- _Entries from a dataset of interfaces_:
•••
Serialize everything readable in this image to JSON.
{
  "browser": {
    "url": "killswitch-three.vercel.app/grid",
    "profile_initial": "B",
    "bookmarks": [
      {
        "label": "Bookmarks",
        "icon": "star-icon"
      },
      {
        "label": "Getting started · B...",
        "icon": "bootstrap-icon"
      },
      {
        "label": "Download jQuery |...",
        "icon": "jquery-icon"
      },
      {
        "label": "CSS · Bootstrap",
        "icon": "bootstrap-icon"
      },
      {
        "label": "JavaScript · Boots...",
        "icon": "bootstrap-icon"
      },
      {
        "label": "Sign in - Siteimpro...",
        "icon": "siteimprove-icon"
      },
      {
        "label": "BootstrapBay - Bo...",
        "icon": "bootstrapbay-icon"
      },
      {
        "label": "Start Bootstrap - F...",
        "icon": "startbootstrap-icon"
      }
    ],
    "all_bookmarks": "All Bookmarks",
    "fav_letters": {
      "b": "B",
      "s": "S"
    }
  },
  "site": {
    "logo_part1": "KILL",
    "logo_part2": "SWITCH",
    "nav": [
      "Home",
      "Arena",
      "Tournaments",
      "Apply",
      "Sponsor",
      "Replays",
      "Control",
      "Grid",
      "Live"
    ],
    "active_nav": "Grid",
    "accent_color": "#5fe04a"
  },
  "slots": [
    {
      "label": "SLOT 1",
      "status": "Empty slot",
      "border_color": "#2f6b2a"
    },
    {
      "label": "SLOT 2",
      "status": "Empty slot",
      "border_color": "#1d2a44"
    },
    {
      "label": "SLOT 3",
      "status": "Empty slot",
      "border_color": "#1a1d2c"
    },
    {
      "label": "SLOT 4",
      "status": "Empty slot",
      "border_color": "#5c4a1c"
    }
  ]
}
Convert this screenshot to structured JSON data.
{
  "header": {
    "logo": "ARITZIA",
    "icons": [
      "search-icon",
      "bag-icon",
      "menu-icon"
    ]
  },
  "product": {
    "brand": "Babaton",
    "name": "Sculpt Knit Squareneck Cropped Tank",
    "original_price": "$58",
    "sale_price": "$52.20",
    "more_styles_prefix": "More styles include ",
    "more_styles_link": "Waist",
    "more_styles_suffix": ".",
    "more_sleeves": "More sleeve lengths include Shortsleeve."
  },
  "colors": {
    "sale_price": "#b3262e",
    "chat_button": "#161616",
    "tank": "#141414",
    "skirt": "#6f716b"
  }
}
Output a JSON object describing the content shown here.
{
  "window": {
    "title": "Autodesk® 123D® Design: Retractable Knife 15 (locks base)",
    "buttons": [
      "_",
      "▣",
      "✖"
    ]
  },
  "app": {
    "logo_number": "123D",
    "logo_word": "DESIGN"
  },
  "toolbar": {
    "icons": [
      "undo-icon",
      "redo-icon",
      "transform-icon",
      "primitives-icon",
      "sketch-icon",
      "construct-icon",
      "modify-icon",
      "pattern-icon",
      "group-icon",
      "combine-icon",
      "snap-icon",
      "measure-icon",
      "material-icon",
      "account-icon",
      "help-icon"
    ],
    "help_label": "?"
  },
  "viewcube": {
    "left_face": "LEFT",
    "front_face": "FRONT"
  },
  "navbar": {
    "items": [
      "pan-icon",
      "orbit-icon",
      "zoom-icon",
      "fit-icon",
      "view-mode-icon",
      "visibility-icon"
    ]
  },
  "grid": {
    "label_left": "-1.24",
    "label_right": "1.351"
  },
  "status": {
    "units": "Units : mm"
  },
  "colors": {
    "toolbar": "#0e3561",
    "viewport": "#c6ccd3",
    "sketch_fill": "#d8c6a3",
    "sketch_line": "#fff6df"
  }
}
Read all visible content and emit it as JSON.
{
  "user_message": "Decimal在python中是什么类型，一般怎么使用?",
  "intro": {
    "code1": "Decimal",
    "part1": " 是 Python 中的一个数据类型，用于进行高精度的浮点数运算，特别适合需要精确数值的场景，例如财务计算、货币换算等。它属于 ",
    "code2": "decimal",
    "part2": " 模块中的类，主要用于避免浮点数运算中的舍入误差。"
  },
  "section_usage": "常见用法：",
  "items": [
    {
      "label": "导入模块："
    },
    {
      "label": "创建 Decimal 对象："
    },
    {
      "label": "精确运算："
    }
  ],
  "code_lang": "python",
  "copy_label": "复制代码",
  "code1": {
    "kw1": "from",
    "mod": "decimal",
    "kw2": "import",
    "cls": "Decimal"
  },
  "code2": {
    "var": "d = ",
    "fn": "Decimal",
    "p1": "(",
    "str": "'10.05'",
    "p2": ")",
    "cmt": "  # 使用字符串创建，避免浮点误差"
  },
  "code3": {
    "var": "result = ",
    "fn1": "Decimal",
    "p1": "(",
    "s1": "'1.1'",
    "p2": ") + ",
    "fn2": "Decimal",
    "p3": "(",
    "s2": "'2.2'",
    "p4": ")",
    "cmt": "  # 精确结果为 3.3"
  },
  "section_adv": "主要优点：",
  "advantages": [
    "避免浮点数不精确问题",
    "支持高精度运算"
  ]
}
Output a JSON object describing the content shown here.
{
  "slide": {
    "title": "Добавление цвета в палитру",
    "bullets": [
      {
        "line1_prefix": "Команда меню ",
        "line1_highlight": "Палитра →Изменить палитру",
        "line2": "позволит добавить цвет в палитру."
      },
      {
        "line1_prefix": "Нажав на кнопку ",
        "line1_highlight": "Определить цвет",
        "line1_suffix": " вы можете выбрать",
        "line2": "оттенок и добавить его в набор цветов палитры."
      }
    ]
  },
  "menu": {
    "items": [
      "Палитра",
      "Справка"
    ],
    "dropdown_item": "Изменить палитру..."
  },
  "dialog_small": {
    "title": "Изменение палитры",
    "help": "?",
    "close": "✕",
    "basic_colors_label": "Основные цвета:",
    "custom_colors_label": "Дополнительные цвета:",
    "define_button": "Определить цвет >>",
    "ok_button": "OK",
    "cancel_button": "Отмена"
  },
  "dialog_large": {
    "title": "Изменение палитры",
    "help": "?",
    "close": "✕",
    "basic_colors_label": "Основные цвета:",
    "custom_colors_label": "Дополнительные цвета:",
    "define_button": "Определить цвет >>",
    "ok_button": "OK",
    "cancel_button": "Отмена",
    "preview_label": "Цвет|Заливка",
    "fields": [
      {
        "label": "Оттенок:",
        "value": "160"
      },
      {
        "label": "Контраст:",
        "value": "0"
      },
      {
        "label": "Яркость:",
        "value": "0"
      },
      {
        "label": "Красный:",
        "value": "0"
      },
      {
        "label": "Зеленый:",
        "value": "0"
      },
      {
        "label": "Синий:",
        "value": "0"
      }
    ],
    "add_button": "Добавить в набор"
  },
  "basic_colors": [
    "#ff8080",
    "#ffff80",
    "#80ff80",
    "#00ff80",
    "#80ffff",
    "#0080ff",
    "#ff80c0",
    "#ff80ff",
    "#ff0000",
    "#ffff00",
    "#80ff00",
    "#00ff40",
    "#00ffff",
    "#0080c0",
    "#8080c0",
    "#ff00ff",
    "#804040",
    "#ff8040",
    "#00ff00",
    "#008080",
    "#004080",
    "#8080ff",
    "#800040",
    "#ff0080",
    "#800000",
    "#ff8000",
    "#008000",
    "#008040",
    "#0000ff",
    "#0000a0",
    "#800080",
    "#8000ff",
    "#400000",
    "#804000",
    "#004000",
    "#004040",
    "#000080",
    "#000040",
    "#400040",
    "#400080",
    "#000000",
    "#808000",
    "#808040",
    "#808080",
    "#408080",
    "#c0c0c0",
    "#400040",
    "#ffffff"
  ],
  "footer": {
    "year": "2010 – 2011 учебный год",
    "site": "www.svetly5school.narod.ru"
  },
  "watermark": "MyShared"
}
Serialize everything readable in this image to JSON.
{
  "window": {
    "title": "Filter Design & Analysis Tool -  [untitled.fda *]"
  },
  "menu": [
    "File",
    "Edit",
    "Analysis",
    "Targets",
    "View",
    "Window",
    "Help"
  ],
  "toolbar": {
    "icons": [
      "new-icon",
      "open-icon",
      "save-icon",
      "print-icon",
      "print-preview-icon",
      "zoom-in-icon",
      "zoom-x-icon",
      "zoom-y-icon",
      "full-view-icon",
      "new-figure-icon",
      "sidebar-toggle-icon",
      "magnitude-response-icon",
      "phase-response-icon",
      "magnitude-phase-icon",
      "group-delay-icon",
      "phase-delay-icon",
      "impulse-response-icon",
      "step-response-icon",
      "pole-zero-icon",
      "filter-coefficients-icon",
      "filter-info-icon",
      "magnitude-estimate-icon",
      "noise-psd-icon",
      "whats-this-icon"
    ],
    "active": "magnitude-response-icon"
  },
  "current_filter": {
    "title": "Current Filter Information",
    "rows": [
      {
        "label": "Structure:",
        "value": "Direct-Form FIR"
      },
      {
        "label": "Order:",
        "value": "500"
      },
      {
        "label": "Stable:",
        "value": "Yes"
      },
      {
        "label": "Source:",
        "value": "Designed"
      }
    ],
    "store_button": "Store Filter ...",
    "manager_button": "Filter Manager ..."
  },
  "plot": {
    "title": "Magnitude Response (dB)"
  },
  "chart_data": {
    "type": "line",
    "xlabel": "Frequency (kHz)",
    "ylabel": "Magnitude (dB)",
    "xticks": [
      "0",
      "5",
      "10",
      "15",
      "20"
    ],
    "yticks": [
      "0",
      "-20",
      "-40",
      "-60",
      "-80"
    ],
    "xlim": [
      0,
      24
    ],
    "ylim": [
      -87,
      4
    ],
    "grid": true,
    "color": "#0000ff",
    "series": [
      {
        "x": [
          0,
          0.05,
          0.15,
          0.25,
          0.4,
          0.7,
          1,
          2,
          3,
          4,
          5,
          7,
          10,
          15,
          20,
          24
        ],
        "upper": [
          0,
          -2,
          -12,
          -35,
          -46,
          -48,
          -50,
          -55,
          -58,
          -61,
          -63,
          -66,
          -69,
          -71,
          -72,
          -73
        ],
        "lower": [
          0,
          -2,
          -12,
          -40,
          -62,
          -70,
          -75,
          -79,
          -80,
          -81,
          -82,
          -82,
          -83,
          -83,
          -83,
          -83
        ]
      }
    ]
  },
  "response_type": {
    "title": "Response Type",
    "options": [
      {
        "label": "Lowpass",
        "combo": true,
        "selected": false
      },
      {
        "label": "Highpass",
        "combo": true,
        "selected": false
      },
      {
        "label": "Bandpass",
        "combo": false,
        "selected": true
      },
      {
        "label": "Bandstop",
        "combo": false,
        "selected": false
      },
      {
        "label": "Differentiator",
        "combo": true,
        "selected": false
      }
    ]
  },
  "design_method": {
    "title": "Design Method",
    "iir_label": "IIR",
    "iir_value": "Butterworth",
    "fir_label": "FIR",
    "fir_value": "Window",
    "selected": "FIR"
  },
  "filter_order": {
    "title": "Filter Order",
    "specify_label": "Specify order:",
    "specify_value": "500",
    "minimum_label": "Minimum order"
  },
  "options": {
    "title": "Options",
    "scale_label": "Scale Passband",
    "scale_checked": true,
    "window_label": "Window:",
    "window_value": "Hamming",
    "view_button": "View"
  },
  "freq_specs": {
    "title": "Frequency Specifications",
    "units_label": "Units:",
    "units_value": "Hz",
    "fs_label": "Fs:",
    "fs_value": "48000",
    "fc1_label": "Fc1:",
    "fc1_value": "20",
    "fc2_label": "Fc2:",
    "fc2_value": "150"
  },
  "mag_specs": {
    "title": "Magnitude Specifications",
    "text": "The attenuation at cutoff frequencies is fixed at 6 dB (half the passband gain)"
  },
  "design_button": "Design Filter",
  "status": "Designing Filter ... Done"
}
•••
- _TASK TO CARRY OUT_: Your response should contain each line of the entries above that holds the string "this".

- _FINISHED EXERCISE_:
Serialize everything readable in this image to JSON.
Convert this screenshot to structured JSON data.
Serialize everything readable in this image to JSON.
      "whats-this-icon"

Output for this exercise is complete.